A recent study involving researchers from SAVSNET sheds more light on the effect of COVID-19 on pets. The paper, published online in the preprint journal BioRxiv shows that a small percentage of dogs and cats living in areas of Italy where COVID-19 is actively circulating in humans develop antibodies to the virus suggesting they are infected. The study involving over 1000 pet animals from Italy confirms earlier smaller studies in cats from China and extends the findings to dogs. It is important to note that none of the tested animals were shedding virus, and as such were unlikely to be infectious.
These results whilst important to understanding the biology of COVID-19, have no impact on already existing advice to pet owners.
Access the paper here
Read our infographic summarising this work here
A note from Dr Shirley Bonner from SAVSNET-Agile on the concerns and joys of a return to the lab.

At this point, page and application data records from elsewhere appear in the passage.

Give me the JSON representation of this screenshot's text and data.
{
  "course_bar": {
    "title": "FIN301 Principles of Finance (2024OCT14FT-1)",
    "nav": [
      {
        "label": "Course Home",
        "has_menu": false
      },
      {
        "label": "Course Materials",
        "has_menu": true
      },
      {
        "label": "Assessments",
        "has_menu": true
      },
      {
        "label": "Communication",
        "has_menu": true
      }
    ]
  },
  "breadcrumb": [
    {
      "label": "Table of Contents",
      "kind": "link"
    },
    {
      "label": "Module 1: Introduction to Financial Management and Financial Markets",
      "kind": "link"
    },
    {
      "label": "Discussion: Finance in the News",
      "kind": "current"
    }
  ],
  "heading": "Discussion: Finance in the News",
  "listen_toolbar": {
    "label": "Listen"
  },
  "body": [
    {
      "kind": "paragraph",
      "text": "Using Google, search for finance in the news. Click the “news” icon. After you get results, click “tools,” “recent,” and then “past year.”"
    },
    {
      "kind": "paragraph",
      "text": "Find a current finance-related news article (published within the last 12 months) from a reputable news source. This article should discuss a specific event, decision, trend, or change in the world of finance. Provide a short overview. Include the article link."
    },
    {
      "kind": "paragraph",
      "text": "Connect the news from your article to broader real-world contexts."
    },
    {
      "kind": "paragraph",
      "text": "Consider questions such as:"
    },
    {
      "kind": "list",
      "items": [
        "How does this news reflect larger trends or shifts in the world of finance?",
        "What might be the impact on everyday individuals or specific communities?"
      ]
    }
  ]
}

I am a research scientist. I work in a lab doing experiments on the pathogens that cause respiratory and gastro-enteric diseases in cats and dogs. As for many people, everything changed with lockdown. I had to literally put down my pipettes and walk out of the lab. There was plenty of work to be done at home – writing up work on an outbreak of vomiting in dogs and analysing data that had been waiting for the ‘right moment’. But I found this really hard – my home is at the laboratory “bench”. So I was really pleased when a few weeks into lockdown we were contacted by Dr Ian Patterson at the Liverpool School of Tropical Medicine (LSTM). Ian had a test working in his lab (called a PRNT) to look for neutralising antibodies to SARS-Cov-2 in serum (blood samples). If SARS-Cov-2 neutralising antibodies are present in a patient’s blood it means that they have previously been infected with the virus. He asked whether we had serum samples from animals that we might want to test. At that point in time we were also in touch with Professor Nicola Decaro, a Professor of Infectious Diseases in Animals at the University of Bari in Italy to ask his advice on a separate outbreak of vomiting in dogs we were working on. He happened to say that his lab had collected serum samples from cats and dogs in areas of Italy that had high levels of SARS-CoV-2 in humans and did we know anyone who could test for neutralising antibodies in these samples? A collaboration between SAVSNET-AGILE, the LSTM and the University of Bari was born.

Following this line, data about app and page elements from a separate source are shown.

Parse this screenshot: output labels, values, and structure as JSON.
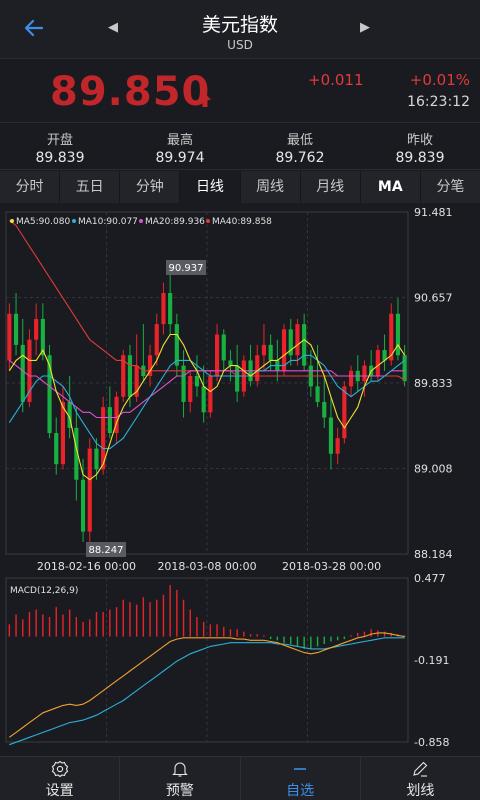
{
  "header": {
    "title": "美元指数",
    "subtitle": "USD",
    "prev_icon": "◀",
    "next_icon": "▶"
  },
  "quote": {
    "price": "89.850",
    "change": "+0.011",
    "change_pct": "+0.01%",
    "time": "16:23:12"
  },
  "stats": [
    {
      "label": "开盘",
      "value": "89.839"
    },
    {
      "label": "最高",
      "value": "89.974"
    },
    {
      "label": "最低",
      "value": "89.762"
    },
    {
      "label": "昨收",
      "value": "89.839"
    }
  ],
  "tabs": [
    {
      "label": "分时"
    },
    {
      "label": "五日"
    },
    {
      "label": "分钟"
    },
    {
      "label": "日线"
    },
    {
      "label": "周线"
    },
    {
      "label": "月线"
    },
    {
      "label": "MA"
    },
    {
      "label": "分笔"
    }
  ],
  "active_tab": "日线",
  "colors": {
    "up": "#e8242a",
    "down": "#18b040",
    "ma5": "#f0e030",
    "ma10": "#2ab0d8",
    "ma20": "#e050d0",
    "ma40": "#e03a3a",
    "dif": "#f0a030",
    "dea": "#2ab0d8",
    "accent": "#3d8ee8"
  },
  "chart_data": [
    {
      "type": "candlestick",
      "ma_legend": [
        {
          "name": "MA5",
          "value": "90.080"
        },
        {
          "name": "MA10",
          "value": "90.077"
        },
        {
          "name": "MA20",
          "value": "89.936"
        },
        {
          "name": "MA40",
          "value": "89.858"
        }
      ],
      "y_ticks": [
        "91.481",
        "90.657",
        "89.833",
        "89.008",
        "88.184"
      ],
      "ylim": [
        88.184,
        91.481
      ],
      "x_labels": [
        "2018-02-16 00:00",
        "2018-03-08 00:00",
        "2018-03-28 00:00"
      ],
      "max_label": "90.937",
      "min_label": "88.247",
      "candles": [
        [
          90.05,
          90.6,
          89.95,
          90.5
        ],
        [
          90.5,
          90.7,
          90.1,
          90.2
        ],
        [
          90.2,
          90.45,
          89.55,
          89.65
        ],
        [
          89.65,
          90.35,
          89.6,
          90.25
        ],
        [
          90.25,
          90.6,
          90.1,
          90.45
        ],
        [
          90.45,
          90.6,
          90.05,
          90.1
        ],
        [
          90.1,
          90.2,
          89.3,
          89.35
        ],
        [
          89.35,
          89.5,
          88.95,
          89.05
        ],
        [
          89.05,
          89.8,
          89.0,
          89.65
        ],
        [
          89.65,
          89.9,
          89.3,
          89.4
        ],
        [
          89.4,
          89.6,
          88.7,
          88.9
        ],
        [
          88.9,
          89.1,
          88.3,
          88.4
        ],
        [
          88.4,
          89.3,
          88.25,
          89.2
        ],
        [
          89.2,
          89.3,
          88.9,
          89.0
        ],
        [
          89.0,
          89.7,
          88.95,
          89.6
        ],
        [
          89.6,
          89.8,
          89.3,
          89.35
        ],
        [
          89.35,
          89.75,
          89.25,
          89.7
        ],
        [
          89.7,
          90.15,
          89.65,
          90.1
        ],
        [
          90.1,
          90.2,
          89.6,
          89.7
        ],
        [
          89.7,
          90.3,
          89.65,
          90.0
        ],
        [
          90.0,
          90.4,
          89.85,
          89.9
        ],
        [
          89.9,
          90.2,
          89.8,
          90.1
        ],
        [
          90.1,
          90.5,
          90.0,
          90.4
        ],
        [
          90.4,
          90.8,
          90.3,
          90.7
        ],
        [
          90.7,
          90.94,
          90.3,
          90.4
        ],
        [
          90.4,
          90.5,
          89.9,
          90.0
        ],
        [
          90.0,
          90.15,
          89.5,
          89.65
        ],
        [
          89.65,
          89.95,
          89.55,
          89.9
        ],
        [
          89.9,
          90.1,
          89.7,
          89.8
        ],
        [
          89.8,
          90.0,
          89.45,
          89.55
        ],
        [
          89.55,
          89.95,
          89.5,
          89.9
        ],
        [
          89.9,
          90.4,
          89.85,
          90.3
        ],
        [
          90.3,
          90.35,
          89.95,
          90.05
        ],
        [
          90.05,
          90.15,
          89.85,
          90.0
        ],
        [
          90.0,
          90.2,
          89.65,
          89.75
        ],
        [
          89.75,
          90.1,
          89.7,
          90.05
        ],
        [
          90.05,
          90.2,
          89.8,
          89.85
        ],
        [
          89.85,
          90.2,
          89.8,
          90.1
        ],
        [
          90.1,
          90.4,
          89.95,
          90.2
        ],
        [
          90.2,
          90.3,
          89.95,
          90.05
        ],
        [
          90.05,
          90.25,
          89.85,
          89.95
        ],
        [
          89.95,
          90.4,
          89.9,
          90.35
        ],
        [
          90.35,
          90.45,
          90.0,
          90.1
        ],
        [
          90.1,
          90.45,
          90.0,
          90.4
        ],
        [
          90.4,
          90.5,
          89.95,
          90.0
        ],
        [
          90.0,
          90.15,
          89.7,
          89.8
        ],
        [
          89.8,
          90.2,
          89.6,
          89.65
        ],
        [
          89.65,
          89.9,
          89.4,
          89.5
        ],
        [
          89.5,
          89.7,
          89.0,
          89.15
        ],
        [
          89.15,
          89.4,
          89.05,
          89.3
        ],
        [
          89.3,
          89.85,
          89.25,
          89.8
        ],
        [
          89.8,
          90.0,
          89.7,
          89.95
        ],
        [
          89.95,
          90.1,
          89.75,
          89.85
        ],
        [
          89.85,
          90.05,
          89.7,
          90.0
        ],
        [
          90.0,
          90.15,
          89.85,
          89.9
        ],
        [
          89.9,
          90.2,
          89.85,
          90.15
        ],
        [
          90.15,
          90.3,
          89.95,
          90.05
        ],
        [
          90.05,
          90.6,
          90.0,
          90.5
        ],
        [
          90.5,
          90.65,
          90.05,
          90.1
        ],
        [
          90.1,
          90.2,
          89.8,
          89.85
        ]
      ],
      "ma5": [
        89.95,
        90.05,
        90.1,
        90.05,
        90.05,
        90.15,
        90.0,
        89.75,
        89.6,
        89.5,
        89.2,
        88.95,
        88.9,
        88.95,
        89.05,
        89.25,
        89.45,
        89.6,
        89.7,
        89.75,
        89.85,
        89.95,
        90.05,
        90.2,
        90.3,
        90.3,
        90.2,
        90.05,
        89.95,
        89.8,
        89.75,
        89.8,
        89.95,
        90.0,
        90.0,
        89.95,
        89.9,
        89.95,
        90.0,
        90.05,
        90.05,
        90.1,
        90.15,
        90.2,
        90.25,
        90.2,
        90.05,
        89.9,
        89.7,
        89.5,
        89.4,
        89.5,
        89.6,
        89.8,
        89.95,
        90.0,
        90.05,
        90.1,
        90.2,
        90.1
      ],
      "ma10": [
        89.45,
        89.55,
        89.65,
        89.75,
        89.85,
        89.9,
        89.9,
        89.85,
        89.8,
        89.7,
        89.55,
        89.45,
        89.35,
        89.25,
        89.2,
        89.2,
        89.25,
        89.3,
        89.4,
        89.5,
        89.6,
        89.7,
        89.8,
        89.9,
        90.0,
        90.05,
        90.05,
        90.05,
        90.0,
        89.95,
        89.9,
        89.9,
        89.9,
        89.9,
        89.9,
        89.9,
        89.9,
        89.95,
        89.95,
        90.0,
        90.0,
        90.0,
        90.05,
        90.05,
        90.1,
        90.1,
        90.05,
        90.0,
        89.9,
        89.8,
        89.75,
        89.7,
        89.75,
        89.8,
        89.85,
        89.85,
        89.9,
        89.95,
        90.0,
        90.05
      ],
      "ma20": [
        90.05,
        90.0,
        89.95,
        89.9,
        89.9,
        89.85,
        89.8,
        89.75,
        89.7,
        89.65,
        89.6,
        89.55,
        89.55,
        89.5,
        89.5,
        89.5,
        89.5,
        89.55,
        89.55,
        89.6,
        89.65,
        89.7,
        89.75,
        89.8,
        89.85,
        89.9,
        89.9,
        89.95,
        89.95,
        89.95,
        89.95,
        89.95,
        89.95,
        89.95,
        89.95,
        89.95,
        89.95,
        89.95,
        89.95,
        89.95,
        89.95,
        89.95,
        89.95,
        89.95,
        89.95,
        89.95,
        89.95,
        89.95,
        89.95,
        89.9,
        89.9,
        89.9,
        89.9,
        89.9,
        89.9,
        89.9,
        89.9,
        89.95,
        89.95,
        89.95
      ],
      "ma40": [
        91.4,
        91.35,
        91.25,
        91.15,
        91.05,
        90.95,
        90.85,
        90.75,
        90.65,
        90.55,
        90.45,
        90.35,
        90.25,
        90.2,
        90.15,
        90.1,
        90.05,
        90.05,
        90.0,
        90.0,
        89.95,
        89.95,
        89.95,
        89.95,
        89.95,
        89.95,
        89.95,
        89.95,
        89.95,
        89.95,
        89.95,
        89.95,
        89.95,
        89.95,
        89.9,
        89.9,
        89.9,
        89.9,
        89.9,
        89.9,
        89.9,
        89.9,
        89.9,
        89.9,
        89.9,
        89.9,
        89.9,
        89.9,
        89.9,
        89.9,
        89.9,
        89.9,
        89.9,
        89.9,
        89.9,
        89.9,
        89.9,
        89.9,
        89.9,
        89.86
      ]
    },
    {
      "type": "macd",
      "title": "MACD(12,26,9)",
      "y_ticks": [
        "0.477",
        "-0.191",
        "-0.858"
      ],
      "ylim": [
        -0.858,
        0.477
      ],
      "hist": [
        0.1,
        0.18,
        0.14,
        0.2,
        0.22,
        0.18,
        0.16,
        0.24,
        0.18,
        0.22,
        0.16,
        0.12,
        0.14,
        0.2,
        0.2,
        0.22,
        0.24,
        0.3,
        0.28,
        0.26,
        0.32,
        0.28,
        0.3,
        0.34,
        0.42,
        0.38,
        0.3,
        0.22,
        0.16,
        0.12,
        0.1,
        0.1,
        0.08,
        0.06,
        0.06,
        0.04,
        0.02,
        0.02,
        0.01,
        -0.02,
        -0.03,
        -0.05,
        -0.06,
        -0.08,
        -0.1,
        -0.1,
        -0.08,
        -0.06,
        -0.04,
        -0.03,
        -0.02,
        0.01,
        0.03,
        0.04,
        0.06,
        0.05,
        0.04,
        0.03,
        0.02,
        0.01
      ],
      "dif": [
        -0.82,
        -0.78,
        -0.74,
        -0.7,
        -0.66,
        -0.62,
        -0.6,
        -0.58,
        -0.56,
        -0.55,
        -0.56,
        -0.55,
        -0.52,
        -0.48,
        -0.44,
        -0.4,
        -0.36,
        -0.32,
        -0.28,
        -0.24,
        -0.2,
        -0.16,
        -0.12,
        -0.08,
        -0.04,
        -0.02,
        -0.01,
        -0.01,
        -0.01,
        -0.01,
        -0.01,
        -0.01,
        -0.01,
        -0.01,
        -0.02,
        -0.02,
        -0.03,
        -0.03,
        -0.03,
        -0.04,
        -0.05,
        -0.07,
        -0.09,
        -0.11,
        -0.13,
        -0.14,
        -0.13,
        -0.11,
        -0.09,
        -0.07,
        -0.05,
        -0.03,
        -0.01,
        0.0,
        0.02,
        0.03,
        0.03,
        0.02,
        0.01,
        0.0
      ],
      "dea": [
        -0.88,
        -0.86,
        -0.84,
        -0.82,
        -0.8,
        -0.78,
        -0.76,
        -0.74,
        -0.72,
        -0.7,
        -0.69,
        -0.68,
        -0.66,
        -0.64,
        -0.61,
        -0.58,
        -0.55,
        -0.52,
        -0.48,
        -0.44,
        -0.4,
        -0.36,
        -0.32,
        -0.28,
        -0.24,
        -0.2,
        -0.17,
        -0.14,
        -0.12,
        -0.1,
        -0.08,
        -0.07,
        -0.06,
        -0.05,
        -0.05,
        -0.05,
        -0.05,
        -0.05,
        -0.05,
        -0.05,
        -0.06,
        -0.06,
        -0.07,
        -0.08,
        -0.09,
        -0.1,
        -0.1,
        -0.1,
        -0.09,
        -0.08,
        -0.07,
        -0.06,
        -0.05,
        -0.04,
        -0.03,
        -0.02,
        -0.01,
        -0.01,
        -0.01,
        -0.01
      ]
    }
  ],
  "bottom_nav": [
    {
      "label": "设置",
      "icon": "settings-icon"
    },
    {
      "label": "预警",
      "icon": "bell-icon"
    },
    {
      "label": "自选",
      "icon": "minus-icon"
    },
    {
      "label": "划线",
      "icon": "pen-icon"
    }
  ],
  "active_bottom": "自选"
}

Since I have worked on a similar assay to the PRNT I volunteered to help Dr Patterson and his team to test for neutralising antibodies in the animal sera. SARS coronavirus research was considered as essential work and therefore I would be allowed ‘out’ to do this during lockdown. I was nervous at first about going out in to a world under lockdown. On the way in to LSTM there was very little traffic, the pavements were empty of people and the University campus was deserted. I even had absolutely no trouble parking!! I was a little bit scared of going into what was essentially a new job with people I didn’t know. I quickly got over this when I met the team at LSTM. They were so nice and really pleased I could help them out. Samples started to arrive from Italy. We already knew that the animals they came from had all tested negative for SARS-CoV-2 using a diagnostic test to look for infection (PCR) so we weren’t really expecting to find any neutralising antibodies. We really thought that all the results were going to be negative, so when a few animals tested positive we started to get quite excited about the results and perhaps a bit concerned about what they might mean. In the end we tested 540 sera from 152 cats and 388 dogs and 3.9% cats and 3.4 % dogs had neutralising antibodies. This shows that cats and dogs can be infected with SARS-CoV-2. We also found that dogs were more likely to be positive if a human in their household had tested positive for the virus, suggesting that they are perhaps more likely to catch the virus from their owners. Our results suggest that cats and dogs can get SARS-CoV-2. There is no evidence as yet that pet animals can give the virus to their owners. However, it would be sensible to get someone else to look after our pets if we ourselves have signs of the disease.
It was amazing to work on this project. There have been lots of small bits of research suggesting that the occasional cat and dog have been COVID-19 positive; but this is the largest study of whether pets can get SARS-CoV-2. I’m really proud to have been able to use my skills for something really worthwhile and working with my colleagues at SAVSNET-AGILE and at the LSTM has been a special time in my career…. with a new friend in Italy to boot! It is so exciting to have contributed to research on COVID-19. And I think my cat has been looking at me with a little more respect….